Items from a data source:
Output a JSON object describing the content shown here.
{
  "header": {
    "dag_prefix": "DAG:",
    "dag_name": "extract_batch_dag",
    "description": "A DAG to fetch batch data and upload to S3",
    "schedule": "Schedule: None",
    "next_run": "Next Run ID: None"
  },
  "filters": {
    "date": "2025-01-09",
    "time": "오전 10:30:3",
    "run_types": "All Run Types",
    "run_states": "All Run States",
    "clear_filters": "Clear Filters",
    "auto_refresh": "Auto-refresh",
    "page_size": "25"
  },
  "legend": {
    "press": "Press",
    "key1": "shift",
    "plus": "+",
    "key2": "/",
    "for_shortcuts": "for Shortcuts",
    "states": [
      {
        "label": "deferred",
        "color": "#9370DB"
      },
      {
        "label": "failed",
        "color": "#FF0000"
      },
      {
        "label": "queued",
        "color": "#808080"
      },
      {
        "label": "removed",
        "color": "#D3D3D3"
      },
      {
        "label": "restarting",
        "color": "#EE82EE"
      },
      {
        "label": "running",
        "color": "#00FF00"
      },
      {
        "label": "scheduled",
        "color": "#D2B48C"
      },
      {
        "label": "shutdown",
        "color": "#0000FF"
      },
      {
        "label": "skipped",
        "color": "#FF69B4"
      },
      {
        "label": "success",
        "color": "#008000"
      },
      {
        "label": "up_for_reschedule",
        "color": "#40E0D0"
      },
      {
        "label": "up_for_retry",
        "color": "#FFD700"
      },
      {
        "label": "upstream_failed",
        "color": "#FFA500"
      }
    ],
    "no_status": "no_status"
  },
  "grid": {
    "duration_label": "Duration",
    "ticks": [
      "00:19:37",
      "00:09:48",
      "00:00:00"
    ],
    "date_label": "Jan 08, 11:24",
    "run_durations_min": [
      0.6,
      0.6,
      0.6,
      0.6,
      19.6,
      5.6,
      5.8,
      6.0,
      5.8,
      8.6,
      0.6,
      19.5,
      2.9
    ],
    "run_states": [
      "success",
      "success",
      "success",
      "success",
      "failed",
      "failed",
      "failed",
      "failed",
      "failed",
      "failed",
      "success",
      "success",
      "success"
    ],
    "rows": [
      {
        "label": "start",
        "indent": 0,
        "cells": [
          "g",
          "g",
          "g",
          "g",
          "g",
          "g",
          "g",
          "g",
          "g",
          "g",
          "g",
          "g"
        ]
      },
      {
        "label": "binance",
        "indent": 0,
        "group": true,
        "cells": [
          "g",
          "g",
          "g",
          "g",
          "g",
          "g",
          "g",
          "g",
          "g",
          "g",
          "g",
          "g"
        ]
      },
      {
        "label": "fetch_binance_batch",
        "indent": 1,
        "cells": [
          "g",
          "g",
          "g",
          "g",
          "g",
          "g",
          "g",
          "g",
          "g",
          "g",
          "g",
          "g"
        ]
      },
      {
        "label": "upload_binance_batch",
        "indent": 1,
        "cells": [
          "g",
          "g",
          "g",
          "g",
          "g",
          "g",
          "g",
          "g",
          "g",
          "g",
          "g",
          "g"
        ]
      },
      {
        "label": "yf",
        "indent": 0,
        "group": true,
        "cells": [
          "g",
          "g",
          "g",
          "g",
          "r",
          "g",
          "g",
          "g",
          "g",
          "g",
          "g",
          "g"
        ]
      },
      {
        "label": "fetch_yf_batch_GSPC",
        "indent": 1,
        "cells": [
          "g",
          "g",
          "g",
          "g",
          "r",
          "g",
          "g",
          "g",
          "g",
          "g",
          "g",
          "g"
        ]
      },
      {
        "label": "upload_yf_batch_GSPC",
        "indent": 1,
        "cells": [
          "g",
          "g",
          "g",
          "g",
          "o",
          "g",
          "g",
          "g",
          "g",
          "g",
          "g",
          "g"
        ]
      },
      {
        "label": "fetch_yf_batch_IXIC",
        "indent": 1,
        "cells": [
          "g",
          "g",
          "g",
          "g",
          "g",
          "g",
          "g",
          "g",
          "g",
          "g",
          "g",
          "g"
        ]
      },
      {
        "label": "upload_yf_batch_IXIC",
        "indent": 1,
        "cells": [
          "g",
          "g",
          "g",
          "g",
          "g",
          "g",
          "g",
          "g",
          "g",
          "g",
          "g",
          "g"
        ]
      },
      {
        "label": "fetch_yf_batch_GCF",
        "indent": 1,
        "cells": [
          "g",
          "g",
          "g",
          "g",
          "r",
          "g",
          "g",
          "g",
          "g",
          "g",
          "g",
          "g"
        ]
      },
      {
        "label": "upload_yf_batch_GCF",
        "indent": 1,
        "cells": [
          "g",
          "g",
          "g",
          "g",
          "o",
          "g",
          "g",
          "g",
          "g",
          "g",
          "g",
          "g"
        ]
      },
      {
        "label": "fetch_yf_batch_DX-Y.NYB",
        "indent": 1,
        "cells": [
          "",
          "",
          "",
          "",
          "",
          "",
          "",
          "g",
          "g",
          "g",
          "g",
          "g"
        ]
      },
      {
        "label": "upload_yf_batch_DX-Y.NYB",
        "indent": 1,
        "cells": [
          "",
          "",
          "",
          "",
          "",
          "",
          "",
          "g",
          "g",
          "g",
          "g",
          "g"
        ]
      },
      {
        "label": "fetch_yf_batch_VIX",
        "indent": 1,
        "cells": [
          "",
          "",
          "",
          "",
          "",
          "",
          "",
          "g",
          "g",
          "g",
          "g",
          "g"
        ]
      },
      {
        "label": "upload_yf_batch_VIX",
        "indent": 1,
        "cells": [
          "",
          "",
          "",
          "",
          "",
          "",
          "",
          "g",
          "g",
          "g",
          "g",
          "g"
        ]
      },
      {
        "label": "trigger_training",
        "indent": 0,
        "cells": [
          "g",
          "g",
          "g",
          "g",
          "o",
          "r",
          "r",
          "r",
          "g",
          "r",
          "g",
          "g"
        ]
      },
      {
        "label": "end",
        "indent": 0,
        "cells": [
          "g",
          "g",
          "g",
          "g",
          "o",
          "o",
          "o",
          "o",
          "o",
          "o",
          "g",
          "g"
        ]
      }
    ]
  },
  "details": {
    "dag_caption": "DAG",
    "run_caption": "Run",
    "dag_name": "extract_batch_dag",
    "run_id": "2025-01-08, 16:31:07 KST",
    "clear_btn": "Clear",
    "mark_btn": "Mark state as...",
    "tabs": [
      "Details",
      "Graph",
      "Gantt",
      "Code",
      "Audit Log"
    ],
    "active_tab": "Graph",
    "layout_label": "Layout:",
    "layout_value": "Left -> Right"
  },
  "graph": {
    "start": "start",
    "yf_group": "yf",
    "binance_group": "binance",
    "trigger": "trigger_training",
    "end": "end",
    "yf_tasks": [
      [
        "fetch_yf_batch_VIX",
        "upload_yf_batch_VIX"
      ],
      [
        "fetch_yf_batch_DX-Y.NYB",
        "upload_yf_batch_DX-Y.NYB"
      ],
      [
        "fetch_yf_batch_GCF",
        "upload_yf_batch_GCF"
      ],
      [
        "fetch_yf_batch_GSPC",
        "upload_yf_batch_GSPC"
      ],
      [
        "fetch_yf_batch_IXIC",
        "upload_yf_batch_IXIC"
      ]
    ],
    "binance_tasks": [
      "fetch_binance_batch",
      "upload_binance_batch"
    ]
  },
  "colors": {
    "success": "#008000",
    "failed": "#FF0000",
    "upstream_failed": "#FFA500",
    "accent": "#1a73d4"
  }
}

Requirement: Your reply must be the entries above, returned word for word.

Written solution:
Output a JSON object describing the content shown here.
{
  "header": {
    "dag_prefix": "DAG:",
    "dag_name": "extract_batch_dag",
    "description": "A DAG to fetch batch data and upload to S3",
    "schedule": "Schedule: None",
    "next_run": "Next Run ID: None"
  },
  "filters": {
    "date": "2025-01-09",
    "time": "오전 10:30:3",
    "run_types": "All Run Types",
    "run_states": "All Run States",
    "clear_filters": "Clear Filters",
    "auto_refresh": "Auto-refresh",
    "page_size": "25"
  },
  "legend": {
    "press": "Press",
    "key1": "shift",
    "plus": "+",
    "key2": "/",
    "for_shortcuts": "for Shortcuts",
    "states": [
      {
        "label": "deferred",
        "color": "#9370DB"
      },
      {
        "label": "failed",
        "color": "#FF0000"
      },
      {
        "label": "queued",
        "color": "#808080"
      },
      {
        "label": "removed",
        "color": "#D3D3D3"
      },
      {
        "label": "restarting",
        "color": "#EE82EE"
      },
      {
        "label": "running",
        "color": "#00FF00"
      },
      {
        "label": "scheduled",
        "color": "#D2B48C"
      },
      {
        "label": "shutdown",
        "color": "#0000FF"
      },
      {
        "label": "skipped",
        "color": "#FF69B4"
      },
      {
        "label": "success",
        "color": "#008000"
      },
      {
        "label": "up_for_reschedule",
        "color": "#40E0D0"
      },
      {
        "label": "up_for_retry",
        "color": "#FFD700"
      },
      {
        "label": "upstream_failed",
        "color": "#FFA500"
      }
    ],
    "no_status": "no_status"
  },
  "grid": {
    "duration_label": "Duration",
    "ticks": [
      "00:19:37",
      "00:09:48",
      "00:00:00"
    ],
    "date_label": "Jan 08, 11:24",
    "run_durations_min": [
      0.6,
      0.6,
      0.6,
      0.6,
      19.6,
      5.6,
      5.8,
      6.0,
      5.8,
      8.6,
      0.6,
      19.5,
      2.9
    ],
    "run_states": [
      "success",
      "success",
      "success",
      "success",
      "failed",
      "failed",
      "failed",
      "failed",
      "failed",
      "failed",
      "success",
      "success",
      "success"
    ],
    "rows": [
      {
        "label": "start",
        "indent": 0,
        "cells": [
          "g",
          "g",
          "g",
          "g",
          "g",
          "g",
          "g",
          "g",
          "g",
          "g",
          "g",
          "g"
        ]
      },
      {
        "label": "binance",
        "indent": 0,
        "group": true,
        "cells": [
          "g",
          "g",
          "g",
          "g",
          "g",
          "g",
          "g",
          "g",
          "g",
          "g",
          "g",
          "g"
        ]
      },
      {
        "label": "fetch_binance_batch",
        "indent": 1,
        "cells": [
          "g",
          "g",
          "g",
          "g",
          "g",
          "g",
          "g",
          "g",
          "g",
          "g",
          "g",
          "g"
        ]
      },
      {
        "label": "upload_binance_batch",
        "indent": 1,
        "cells": [
          "g",
          "g",
          "g",
          "g",
          "g",
          "g",
          "g",
          "g",
          "g",
          "g",
          "g",
          "g"
        ]
      },
      {
        "label": "yf",
        "indent": 0,
        "group": true,
        "cells": [
          "g",
          "g",
          "g",
          "g",
          "r",
          "g",
          "g",
          "g",
          "g",
          "g",
          "g",
          "g"
        ]
      },
      {
        "label": "fetch_yf_batch_GSPC",
        "indent": 1,
        "cells": [
          "g",
          "g",
          "g",
          "g",
          "r",
          "g",
          "g",
          "g",
          "g",
          "g",
          "g",
          "g"
        ]
      },
      {
        "label": "upload_yf_batch_GSPC",
        "indent": 1,
        "cells": [
          "g",
          "g",
          "g",
          "g",
          "o",
          "g",
          "g",
          "g",
          "g",
          "g",
          "g",
          "g"
        ]
      },
      {
        "label": "fetch_yf_batch_IXIC",
        "indent": 1,
        "cells": [
          "g",
          "g",
          "g",
          "g",
          "g",
          "g",
          "g",
          "g",
          "g",
          "g",
          "g",
          "g"
        ]
      },
      {
        "label": "upload_yf_batch_IXIC",
        "indent": 1,
        "cells": [
          "g",
          "g",
          "g",
          "g",
          "g",
          "g",
          "g",
          "g",
          "g",
          "g",
          "g",
          "g"
        ]
      },
      {
        "label": "fetch_yf_batch_GCF",
        "indent": 1,
        "cells": [
          "g",
          "g",
          "g",
          "g",
          "r",
          "g",
          "g",
          "g",
          "g",
          "g",
          "g",
          "g"
        ]
      },
      {
        "label": "upload_yf_batch_GCF",
        "indent": 1,
        "cells": [
          "g",
          "g",
          "g",
          "g",
          "o",
          "g",
          "g",
          "g",
          "g",
          "g",
          "g",
          "g"
        ]
      },
      {
        "label": "fetch_yf_batch_DX-Y.NYB",
        "indent": 1,
        "cells": [
          "",
          "",
          "",
          "",
          "",
          "",
          "",
          "g",
          "g",
          "g",
          "g",
          "g"
        ]
      },
      {
        "label": "upload_yf_batch_DX-Y.NYB",
        "indent": 1,
        "cells": [
          "",
          "",
          "",
          "",
          "",
          "",
          "",
          "g",
          "g",
          "g",
          "g",
          "g"
        ]
      },
      {
        "label": "fetch_yf_batch_VIX",
        "indent": 1,
        "cells": [
          "",
          "",
          "",
          "",
          "",
          "",
          "",
          "g",
          "g",
          "g",
          "g",
          "g"
        ]
      },
      {
        "label": "upload_yf_batch_VIX",
        "indent": 1,
        "cells": [
          "",
          "",
          "",
          "",
          "",
          "",
          "",
          "g",
          "g",
          "g",
          "g",
          "g"
        ]
      },
      {
        "label": "trigger_training",
        "indent": 0,
        "cells": [
          "g",
          "g",
          "g",
          "g",
          "o",
          "r",
          "r",
          "r",
          "g",
          "r",
          "g",
          "g"
        ]
      },
      {
        "label": "end",
        "indent": 0,
        "cells": [
          "g",
          "g",
          "g",
          "g",
          "o",
          "o",
          "o",
          "o",
          "o",
          "o",
          "g",
          "g"
        ]
      }
    ]
  },
  "details": {
    "dag_caption": "DAG",
    "run_caption": "Run",
    "dag_name": "extract_batch_dag",
    "run_id": "2025-01-08, 16:31:07 KST",
    "clear_btn": "Clear",
    "mark_btn": "Mark state as...",
    "tabs": [
      "Details",
      "Graph",
      "Gantt",
      "Code",
      "Audit Log"
    ],
    "active_tab": "Graph",
    "layout_label": "Layout:",
    "layout_value": "Left -> Right"
  },
  "graph": {
    "start": "start",
    "yf_group": "yf",
    "binance_group": "binance",
    "trigger": "trigger_training",
    "end": "end",
    "yf_tasks": [
      [
        "fetch_yf_batch_VIX",
        "upload_yf_batch_VIX"
      ],
      [
        "fetch_yf_batch_DX-Y.NYB",
        "upload_yf_batch_DX-Y.NYB"
      ],
      [
        "fetch_yf_batch_GCF",
        "upload_yf_batch_GCF"
      ],
      [
        "fetch_yf_batch_GSPC",
        "upload_yf_batch_GSPC"
      ],
      [
        "fetch_yf_batch_IXIC",
        "upload_yf_batch_IXIC"
      ]
    ],
    "binance_tasks": [
      "fetch_binance_batch",
      "upload_binance_batch"
    ]
  },
  "colors": {
    "success": "#008000",
    "failed": "#FF0000",
    "upstream_failed": "#FFA500",
    "accent": "#1a73d4"
  }
}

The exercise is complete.